4 No one would argue that price information is perfect. There are often what economists refer to as externalities created in the production and use of products that are not reflected in their market prices—for example, the environmental costs from using electricity generated by a coal-fired plant that is external to the calculation of those producing and consuming the electricity. These problems invariably result from the lack of market exchanges that would require compensation for the harm being done—by the smoke in the electricity example. While it is theoretically possible for government to correct such externalities with regulation or taxes, government decisions are often distorted by their own externalities, as organized groups see political opportunities to secure benefits paid for by others. For example, government regulation of coal-fired plants has been used by eastern coal interests to protect themselves against competition from western coal at the expense of electricity consumers and the environment—see Navarro (1980). The information communicated by market prices does not have to be perfect to be extraordinarily impressive and far better at motivating social cooperation than any known alternative.

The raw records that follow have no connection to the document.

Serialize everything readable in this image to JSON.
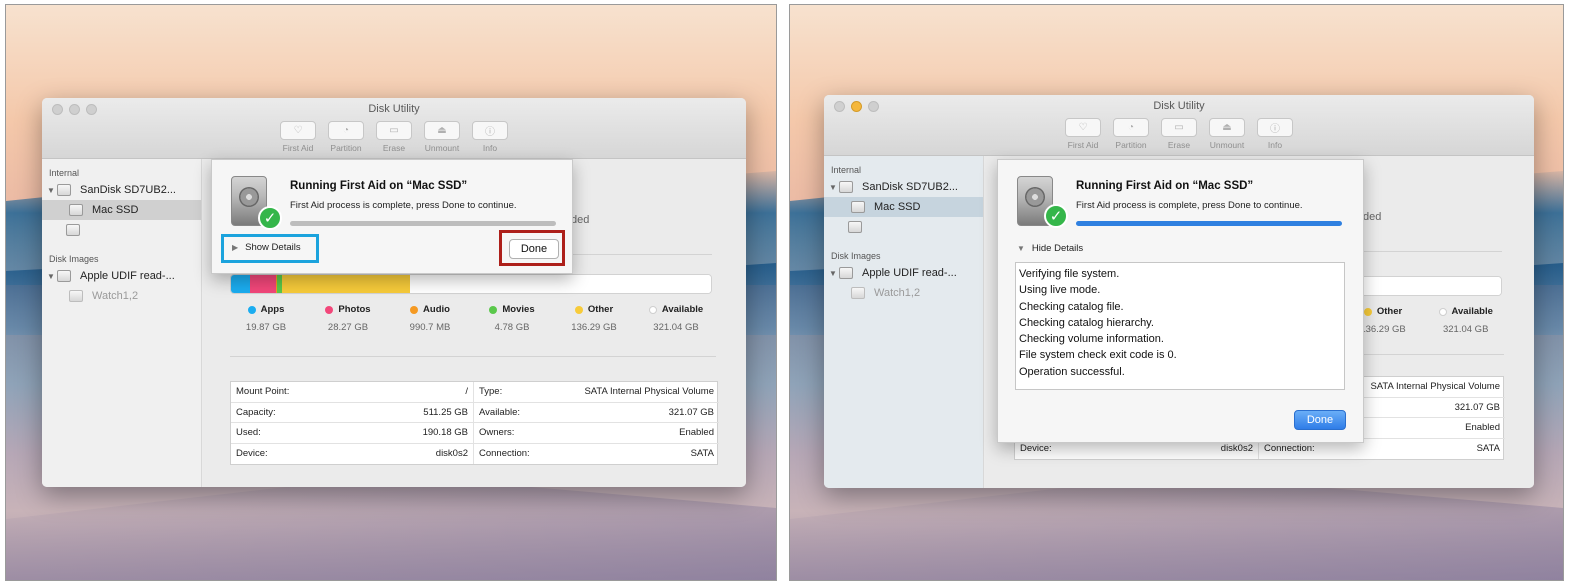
{
  "window": {
    "title": "Disk Utility",
    "toolbar": [
      {
        "label": "First Aid",
        "icon": "stethoscope-icon",
        "glyph": "♡"
      },
      {
        "label": "Partition",
        "icon": "pie-icon",
        "glyph": "◔"
      },
      {
        "label": "Erase",
        "icon": "erase-icon",
        "glyph": "▭"
      },
      {
        "label": "Unmount",
        "icon": "eject-icon",
        "glyph": "⏏"
      },
      {
        "label": "Info",
        "icon": "info-icon",
        "glyph": "ⓘ"
      }
    ]
  },
  "sidebar": {
    "internal_header": "Internal",
    "disk_name": "SanDisk SD7UB2...",
    "volume_name": "Mac SSD",
    "disk_images_header": "Disk Images",
    "image_name": "Apple UDIF read-...",
    "image_volume": "Watch1,2"
  },
  "content": {
    "partial_text": "ded",
    "usage": [
      {
        "name": "Apps",
        "value": "19.87 GB",
        "color": "#1badf0",
        "fraction": 0.0389
      },
      {
        "name": "Photos",
        "value": "28.27 GB",
        "color": "#f2477a",
        "fraction": 0.0553
      },
      {
        "name": "Audio",
        "value": "990.7 MB",
        "color": "#f59a23",
        "fraction": 0.0019
      },
      {
        "name": "Movies",
        "value": "4.78 GB",
        "color": "#5ac84b",
        "fraction": 0.0094
      },
      {
        "name": "Other",
        "value": "136.29 GB",
        "color": "#f7cb3a",
        "fraction": 0.2666
      },
      {
        "name": "Available",
        "value": "321.04 GB",
        "color": "#ffffff",
        "fraction": 0.6279
      }
    ],
    "info_left": [
      {
        "k": "Mount Point:",
        "v": "/"
      },
      {
        "k": "Capacity:",
        "v": "511.25 GB"
      },
      {
        "k": "Used:",
        "v": "190.18 GB"
      },
      {
        "k": "Device:",
        "v": "disk0s2"
      }
    ],
    "info_right": [
      {
        "k": "Type:",
        "v": "SATA Internal Physical Volume"
      },
      {
        "k": "Available:",
        "v": "321.07 GB"
      },
      {
        "k": "Owners:",
        "v": "Enabled"
      },
      {
        "k": "Connection:",
        "v": "SATA"
      }
    ]
  },
  "sheet": {
    "title": "Running First Aid on “Mac SSD”",
    "message": "First Aid process is complete, press Done to continue.",
    "show_details": "Show Details",
    "hide_details": "Hide Details",
    "done": "Done",
    "progress": 1.0,
    "log": [
      "Verifying file system.",
      "Using live mode.",
      "Checking catalog file.",
      "Checking catalog hierarchy.",
      "Checking volume information.",
      "File system check exit code is 0.",
      "Operation successful."
    ]
  },
  "colors": {
    "highlight_blue": "#1ba3dd",
    "highlight_red": "#ad1f1a",
    "accent": "#2f7de8"
  }
}
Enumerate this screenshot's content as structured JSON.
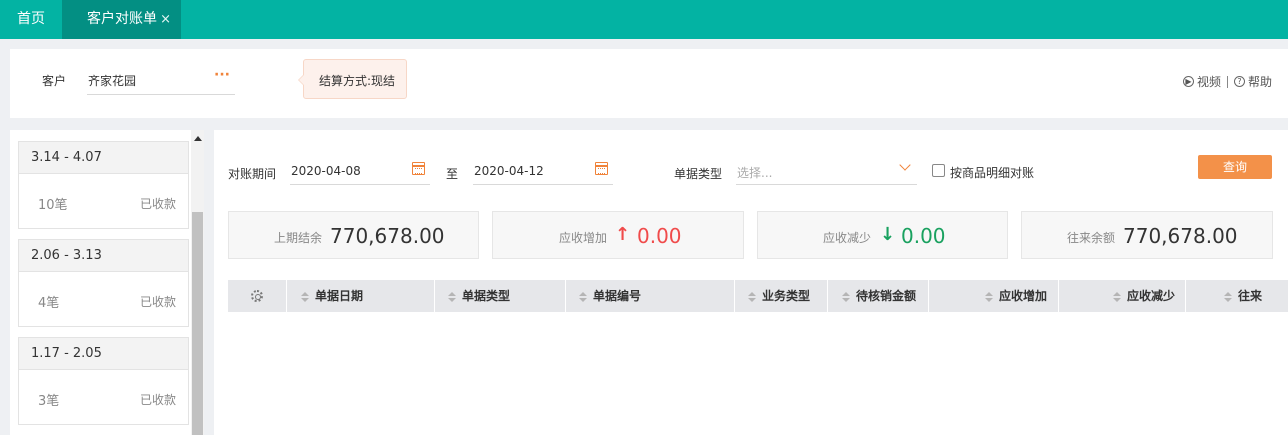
{
  "tabs": {
    "home": "首页",
    "active": "客户对账单",
    "close_glyph": "×"
  },
  "customer": {
    "label": "客户",
    "value": "齐家花园",
    "more_glyph": "···"
  },
  "settlement": {
    "text": "结算方式:现结"
  },
  "top_links": {
    "video": "视频",
    "help": "帮助"
  },
  "period_cards": [
    {
      "range": "3.14 - 4.07",
      "count": "10笔",
      "status": "已收款"
    },
    {
      "range": "2.06 - 3.13",
      "count": "4笔",
      "status": "已收款"
    },
    {
      "range": "1.17 - 2.05",
      "count": "3笔",
      "status": "已收款"
    }
  ],
  "filters": {
    "period_label": "对账期间",
    "start_date": "2020-04-08",
    "to_label": "至",
    "end_date": "2020-04-12",
    "doc_type_label": "单据类型",
    "doc_type_placeholder": "选择...",
    "detail_checkbox_label": "按商品明细对账",
    "detail_checked": false,
    "query_button": "查询"
  },
  "stats": {
    "opening": {
      "label": "上期结余",
      "value": "770,678.00"
    },
    "increase": {
      "label": "应收增加",
      "value": "0.00",
      "arrow": "↑"
    },
    "decrease": {
      "label": "应收减少",
      "value": "0.00",
      "arrow": "↓"
    },
    "balance": {
      "label": "往来余额",
      "value": "770,678.00"
    }
  },
  "table": {
    "columns": [
      "单据日期",
      "单据类型",
      "单据编号",
      "业务类型",
      "待核销金额",
      "应收增加",
      "应收减少",
      "往来"
    ]
  },
  "colors": {
    "brand": "#03b3a3",
    "brand_dark": "#038f83",
    "accent": "#f39149",
    "up": "#f04b4b",
    "down": "#19a15f"
  }
}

5 Numerous studies have estimated the ratio of the cost of reducing pollution with commands and controls to the cost of reducing it by the same amount with market approaches. The ratios vary, but they average a little over six in the representative studies cited in Tietenberg (2006, 380)—it costs a little over six times more to reduce pollution with command and control than with market approaches.
6 Cited in Pirsig (2006, 138).